--- THE RECORDS Enclosed Below ---
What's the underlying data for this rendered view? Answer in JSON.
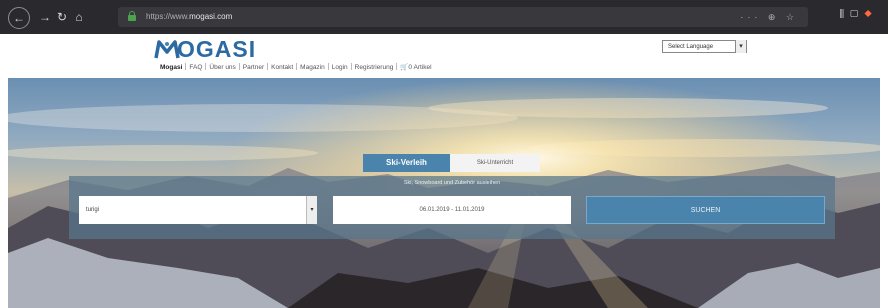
{
  "browser": {
    "url_prefix": "https://www.",
    "url_domain": "mogasi.com",
    "url_actions": "··· ⊕ ☆",
    "right_icons": "⫼ ▢"
  },
  "header": {
    "logo_text": "OGASI",
    "logo_initial": "M",
    "nav": [
      "Mogasi",
      "FAQ",
      "Über uns",
      "Partner",
      "Kontakt",
      "Magazin",
      "Login",
      "Registrierung",
      "0 Artikel"
    ],
    "cart_icon": "cart-icon",
    "language_select": "Select Language",
    "language_arrow": "▾"
  },
  "hero": {
    "tabs": [
      "Ski-Verleih",
      "Ski-Unterricht"
    ],
    "hint": "Ski, Snowboard und Zubehör ausleihen",
    "location_value": "turigi",
    "date_range": "06.01.2019 - 11.01.2019",
    "search_label": "SUCHEN"
  },
  "colors": {
    "brand": "#2c6aa3",
    "accent": "#4a84ad",
    "chrome": "#2a2a2e"
  }
}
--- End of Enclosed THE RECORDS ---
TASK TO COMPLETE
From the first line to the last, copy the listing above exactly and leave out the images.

EXERCISE SOLUTION
What's the underlying data for this rendered view? Answer in JSON.
{
  "browser": {
    "url_prefix": "https://www.",
    "url_domain": "mogasi.com",
    "url_actions": "··· ⊕ ☆",
    "right_icons": "⫼ ▢"
  },
  "header": {
    "logo_text": "OGASI",
    "logo_initial": "M",
    "nav": [
      "Mogasi",
      "FAQ",
      "Über uns",
      "Partner",
      "Kontakt",
      "Magazin",
      "Login",
      "Registrierung",
      "0 Artikel"
    ],
    "cart_icon": "cart-icon",
    "language_select": "Select Language",
    "language_arrow": "▾"
  },
  "hero": {
    "tabs": [
      "Ski-Verleih",
      "Ski-Unterricht"
    ],
    "hint": "Ski, Snowboard und Zubehör ausleihen",
    "location_value": "turigi",
    "date_range": "06.01.2019 - 11.01.2019",
    "search_label": "SUCHEN"
  },
  "colors": {
    "brand": "#2c6aa3",
    "accent": "#4a84ad",
    "chrome": "#2a2a2e"
  }
}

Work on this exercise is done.